7. WHAT IS THE BEST OPTION?
Option 3 gives the most protection to the most number of forested acres, 194,000 acres.
8. WHAT ABOUT OPTION 2? WON’T THAT PROTECT FORESTS?
Option 2 is a step in the right direction, but an inadequate step. Option 2 will only protect about 1/3 as much forest as Option 3. Moreover, the 1/3 protected by Option 2 already enjoys some protection because it is in Timber Production Zoning (TPZ). Historically, most forest conversions have not been in the TPZ areas. So Option 2 is too little protection, and the protection that is offered is not where the protection is most needed.
9. WHAT ORGANIZATIONS SUPPORT OPTION 3?
Sierra Club, Townhall Coalition, Friends of Gualala River, and the Audubon Society all support Option Three. More organizations are expected to soon support Option 3.

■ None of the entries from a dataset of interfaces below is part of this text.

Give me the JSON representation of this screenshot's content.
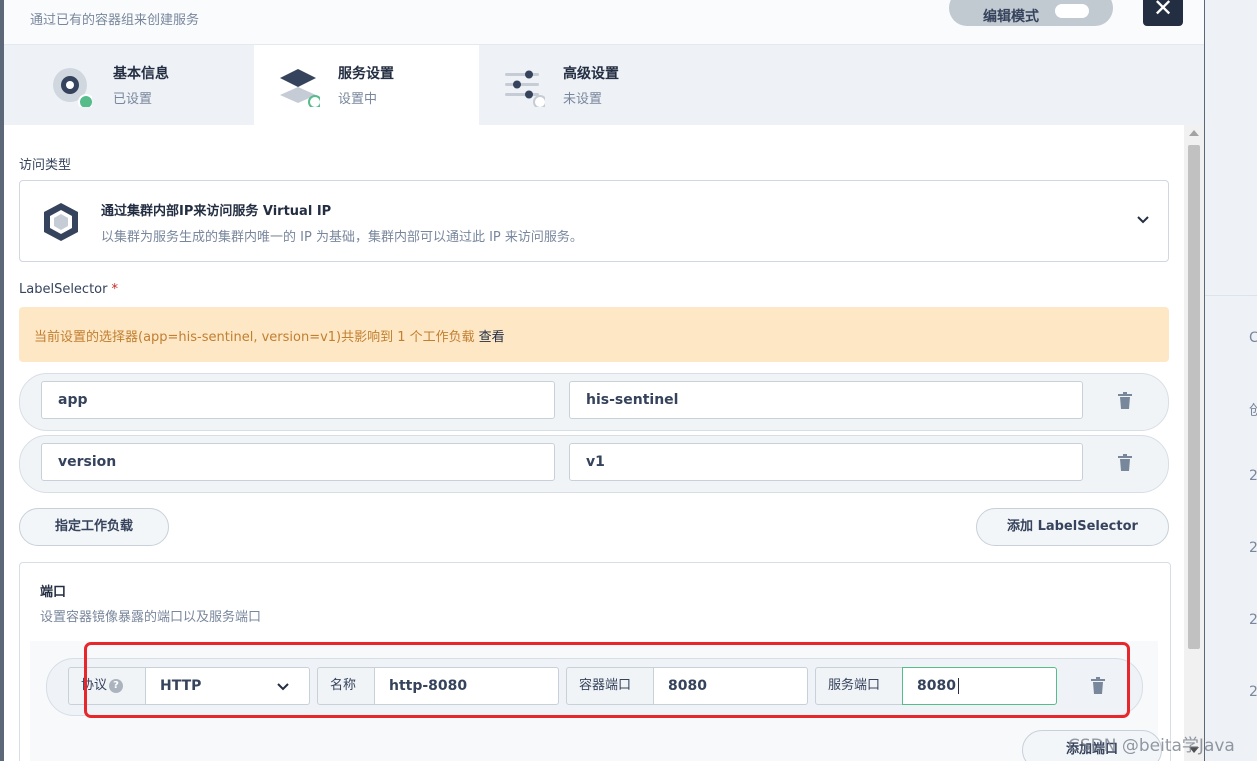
{
  "header": {
    "subtitle": "通过已有的容器组来创建服务",
    "edit_mode_label": "编辑模式",
    "close_symbol": "✕"
  },
  "steps": [
    {
      "title": "基本信息",
      "status": "已设置",
      "icon": "basic-info-icon"
    },
    {
      "title": "服务设置",
      "status": "设置中",
      "icon": "service-settings-icon"
    },
    {
      "title": "高级设置",
      "status": "未设置",
      "icon": "advanced-settings-icon"
    }
  ],
  "access": {
    "label": "访问类型",
    "title": "通过集群内部IP来访问服务 Virtual IP",
    "description": "以集群为服务生成的集群内唯一的 IP 为基础，集群内部可以通过此 IP 来访问服务。"
  },
  "label_selector": {
    "label": "LabelSelector",
    "required_mark": "*",
    "notice": "当前设置的选择器(app=his-sentinel, version=v1)共影响到 1 个工作负载",
    "notice_link": "查看",
    "rows": [
      {
        "key": "app",
        "value": "his-sentinel"
      },
      {
        "key": "version",
        "value": "v1"
      }
    ],
    "assign_workload_button": "指定工作负载",
    "add_button": "添加 LabelSelector"
  },
  "ports": {
    "title": "端口",
    "description": "设置容器镜像暴露的端口以及服务端口",
    "protocol_label": "协议",
    "help_symbol": "?",
    "protocol_value": "HTTP",
    "name_label": "名称",
    "name_value": "http-8080",
    "container_port_label": "容器端口",
    "container_port_value": "8080",
    "service_port_label": "服务端口",
    "service_port_value": "8080",
    "add_button": "添加端口"
  },
  "watermark": "CSDN @beita学Java",
  "colors": {
    "accent_green": "#55bc8a",
    "highlight_red": "#e8272c",
    "warning_bg": "#fde7c5",
    "warning_text": "#c17f31",
    "dark": "#242e42"
  },
  "background_right_chars": [
    "C",
    "创",
    "2",
    "2",
    "2",
    "2",
    "2"
  ]
}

10. HAVE ANY STATE OR FEDERAL AGENCIES TAKEN POSITIONS ON THE FOREST PROTECTION OPTIONS?
The North Coast Water Quality Control Board has publicly gone on record supporting Option 3.
11. WHAT IS THE PUBLIC RESPONSE TO THE QUESTION OF WHICH OPTION IS BEST?
Public comment has been almost unanimously supportive of Option 3.
12. WHAT ARE THE FORESTS THAT WOULD BE PROTECTED BY OPTION 3?
The vast majority of these forests are in the Western part of Sonoma County, in the Fifth Supervisoral District. That’s why it is so significant that Supervisor Mike Reilly, the Supervisor whose district would be most affected by Option 3, has come out in strong support of it.
13. WHAT HAPPENS IF OPTION 3 IS NOT PART OF THE GENERAL PLAN?
There will be less protection for the 194,000 acres of our Redwoods and Douglas firs, which can then be cleared more easily to make way for vineyards or other industrial agriculture projects.
14. WHO CAN WE CONTACT TO VOICE OUR OPINION?
The Planning Commission and the Board of Supervisors need to hear from you. They need to hear from more than just those who stand to profit financially by destroying forests.
Please take just a minute or two to send letters to:
1) THE PLANNING COMMISSION: 707-565-2563 firstname.lastname@example.org
2550 Ventura Ave.
Santa Rosa, CA 95403
2) BOARD OF SUPERVISORS: 707-565-2241 email@example.com
575 Administration Drive, Room 100A
Santa Rosa, CA 95403
For a local issue like this, even one letter can significantly affect the outcome
Email us at: firstname.lastname@example.org
Or find out more at: www.redwood.sierraclub.org/sonoma